"My experience blacksmithing at the Haystack Mountain School of Crafts, where I was working on a larger scale using extremely high heat to manipulate steel, I was inspired to take the techniques I learned there into my jewellery studio," she told Dezeen.
The jewellery pieces have irregular shapes and edges that reveal the extremely hot silver's liquid-like form before it hardens. Considine used the flame from a torch to manipulate the "semi-liquid metal" into the series, which includes bracelets, rings, earrings and a necklace.
"The process I landed on for this collaboration is about letting the metal flow, using the flame from my torch to move the silver to a certain threshold between molten and solid, and showing the reticulated structure of the metal," Considine said.
"Utilising my scrap silver, heating until molten, manipulating the hot, sometimes semi-liquid metal into the series of shapes you see," she added. "It's a very unconventional way of working with metal, that is so often tightly controlled."
Elements of the cuff and earrings were formed using blocks of charcoal, which are designed for soldering and direct casting. The designer carved the desired shapes into the charcoal to create the pieces.
"It’s soft enough that jewellers often carve into the block to make a shape, say for a ring," she added. "In this case, I carved a shallow arc shape to make elements for the cuff, and a series of domes for elements of the earrings."
The jewellery pieces are all made from leftover silver she collected in her studio – a practice she said is typical to the profession.
"It is standard practice for jewellers to recycle their bench sweeps," Considine said. "Jewellers are meticulous about separating various karat gold, silver, brass — for the most part, everything is recyclable or able to be refined to create new pieces of jewellery or monetary value."
Considine also used the end of wooden chopsticks to manipulate molten metal to create the decorative element of the choker. The sides were then created using a metalworking process known as drawing wire – in which a segment of wire is pulled through a series of dies that resemble moulds.

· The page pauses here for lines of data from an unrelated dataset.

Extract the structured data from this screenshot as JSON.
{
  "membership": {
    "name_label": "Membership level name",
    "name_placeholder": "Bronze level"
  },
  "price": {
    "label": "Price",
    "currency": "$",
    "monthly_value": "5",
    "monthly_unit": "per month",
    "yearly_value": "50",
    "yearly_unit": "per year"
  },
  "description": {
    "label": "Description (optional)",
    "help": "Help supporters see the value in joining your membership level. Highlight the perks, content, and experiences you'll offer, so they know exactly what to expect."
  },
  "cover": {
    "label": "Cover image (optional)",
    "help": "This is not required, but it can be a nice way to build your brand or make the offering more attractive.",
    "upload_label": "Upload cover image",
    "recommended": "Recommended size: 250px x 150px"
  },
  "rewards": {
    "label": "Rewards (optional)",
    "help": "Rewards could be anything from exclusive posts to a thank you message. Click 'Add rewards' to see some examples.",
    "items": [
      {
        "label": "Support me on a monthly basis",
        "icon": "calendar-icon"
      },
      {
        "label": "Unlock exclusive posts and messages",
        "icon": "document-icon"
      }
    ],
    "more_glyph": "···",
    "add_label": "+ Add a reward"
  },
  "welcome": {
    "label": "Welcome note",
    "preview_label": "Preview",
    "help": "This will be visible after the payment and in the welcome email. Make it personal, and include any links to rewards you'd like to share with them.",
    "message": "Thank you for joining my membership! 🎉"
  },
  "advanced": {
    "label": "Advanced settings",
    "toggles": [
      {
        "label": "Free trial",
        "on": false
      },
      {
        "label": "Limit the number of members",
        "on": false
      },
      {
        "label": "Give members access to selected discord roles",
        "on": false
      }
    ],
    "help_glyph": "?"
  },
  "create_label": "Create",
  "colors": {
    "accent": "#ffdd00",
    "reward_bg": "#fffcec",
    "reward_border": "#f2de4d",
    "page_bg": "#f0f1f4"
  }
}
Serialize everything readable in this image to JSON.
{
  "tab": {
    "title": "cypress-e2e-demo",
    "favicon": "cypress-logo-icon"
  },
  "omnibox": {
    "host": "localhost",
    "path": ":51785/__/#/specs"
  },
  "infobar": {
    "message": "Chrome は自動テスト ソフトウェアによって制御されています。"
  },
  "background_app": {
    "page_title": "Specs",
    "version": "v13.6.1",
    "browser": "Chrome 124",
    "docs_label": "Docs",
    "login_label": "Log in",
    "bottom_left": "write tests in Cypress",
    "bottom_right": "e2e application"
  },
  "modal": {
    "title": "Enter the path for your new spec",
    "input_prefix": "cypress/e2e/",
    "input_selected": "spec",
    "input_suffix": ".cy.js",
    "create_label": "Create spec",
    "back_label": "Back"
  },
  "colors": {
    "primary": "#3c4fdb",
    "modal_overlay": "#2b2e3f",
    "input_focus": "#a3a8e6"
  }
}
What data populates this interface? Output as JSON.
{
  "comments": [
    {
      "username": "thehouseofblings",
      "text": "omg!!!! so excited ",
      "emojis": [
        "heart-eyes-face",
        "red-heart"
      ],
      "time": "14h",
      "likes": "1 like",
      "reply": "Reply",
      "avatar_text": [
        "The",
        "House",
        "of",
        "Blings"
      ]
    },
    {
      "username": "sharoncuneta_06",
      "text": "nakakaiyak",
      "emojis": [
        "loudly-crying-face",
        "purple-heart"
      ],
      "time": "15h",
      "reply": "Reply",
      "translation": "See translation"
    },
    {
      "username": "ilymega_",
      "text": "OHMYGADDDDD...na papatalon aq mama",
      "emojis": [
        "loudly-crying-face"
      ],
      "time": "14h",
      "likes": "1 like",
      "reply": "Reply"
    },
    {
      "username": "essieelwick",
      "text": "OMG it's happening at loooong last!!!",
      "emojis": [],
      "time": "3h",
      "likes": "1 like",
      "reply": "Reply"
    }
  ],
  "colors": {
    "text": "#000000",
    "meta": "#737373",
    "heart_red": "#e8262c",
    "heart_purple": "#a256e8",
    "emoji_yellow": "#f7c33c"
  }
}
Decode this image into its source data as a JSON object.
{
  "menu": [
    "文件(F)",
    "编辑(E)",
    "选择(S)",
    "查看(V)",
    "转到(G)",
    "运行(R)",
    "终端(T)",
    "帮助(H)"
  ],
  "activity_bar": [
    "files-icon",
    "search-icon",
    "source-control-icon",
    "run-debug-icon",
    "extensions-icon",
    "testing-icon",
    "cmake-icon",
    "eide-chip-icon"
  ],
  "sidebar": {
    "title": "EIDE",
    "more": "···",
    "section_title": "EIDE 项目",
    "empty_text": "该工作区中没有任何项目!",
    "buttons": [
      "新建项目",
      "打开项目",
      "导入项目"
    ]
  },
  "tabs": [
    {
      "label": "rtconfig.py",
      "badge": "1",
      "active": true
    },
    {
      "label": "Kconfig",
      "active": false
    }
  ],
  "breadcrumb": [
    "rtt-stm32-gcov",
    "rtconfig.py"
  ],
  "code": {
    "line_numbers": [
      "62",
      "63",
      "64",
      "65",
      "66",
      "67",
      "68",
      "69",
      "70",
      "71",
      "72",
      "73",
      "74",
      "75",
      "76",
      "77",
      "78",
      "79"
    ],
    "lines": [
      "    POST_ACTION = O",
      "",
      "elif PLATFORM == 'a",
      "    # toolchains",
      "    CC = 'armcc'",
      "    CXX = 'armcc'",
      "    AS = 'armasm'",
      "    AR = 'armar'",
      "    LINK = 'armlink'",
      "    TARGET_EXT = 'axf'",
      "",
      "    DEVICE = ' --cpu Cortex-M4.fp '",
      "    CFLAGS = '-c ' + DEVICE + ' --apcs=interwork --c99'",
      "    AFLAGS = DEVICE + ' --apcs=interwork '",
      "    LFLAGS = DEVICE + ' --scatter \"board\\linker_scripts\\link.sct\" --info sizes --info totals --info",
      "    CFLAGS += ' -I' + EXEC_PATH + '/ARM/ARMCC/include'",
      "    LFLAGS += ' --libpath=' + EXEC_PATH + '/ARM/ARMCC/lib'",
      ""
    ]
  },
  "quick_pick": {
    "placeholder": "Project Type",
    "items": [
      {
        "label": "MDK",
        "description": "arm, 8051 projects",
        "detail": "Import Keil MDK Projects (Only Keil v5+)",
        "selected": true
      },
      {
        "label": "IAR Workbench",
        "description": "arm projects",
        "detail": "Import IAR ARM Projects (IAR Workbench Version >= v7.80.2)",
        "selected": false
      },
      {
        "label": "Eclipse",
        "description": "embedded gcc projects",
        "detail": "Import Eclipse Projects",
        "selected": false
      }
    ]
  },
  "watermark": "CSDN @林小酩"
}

"There are clearly suppliers that you can buy wire from and save all the work of heating, pulling and filing, but this enables me to use recycled materials in my studio," she added.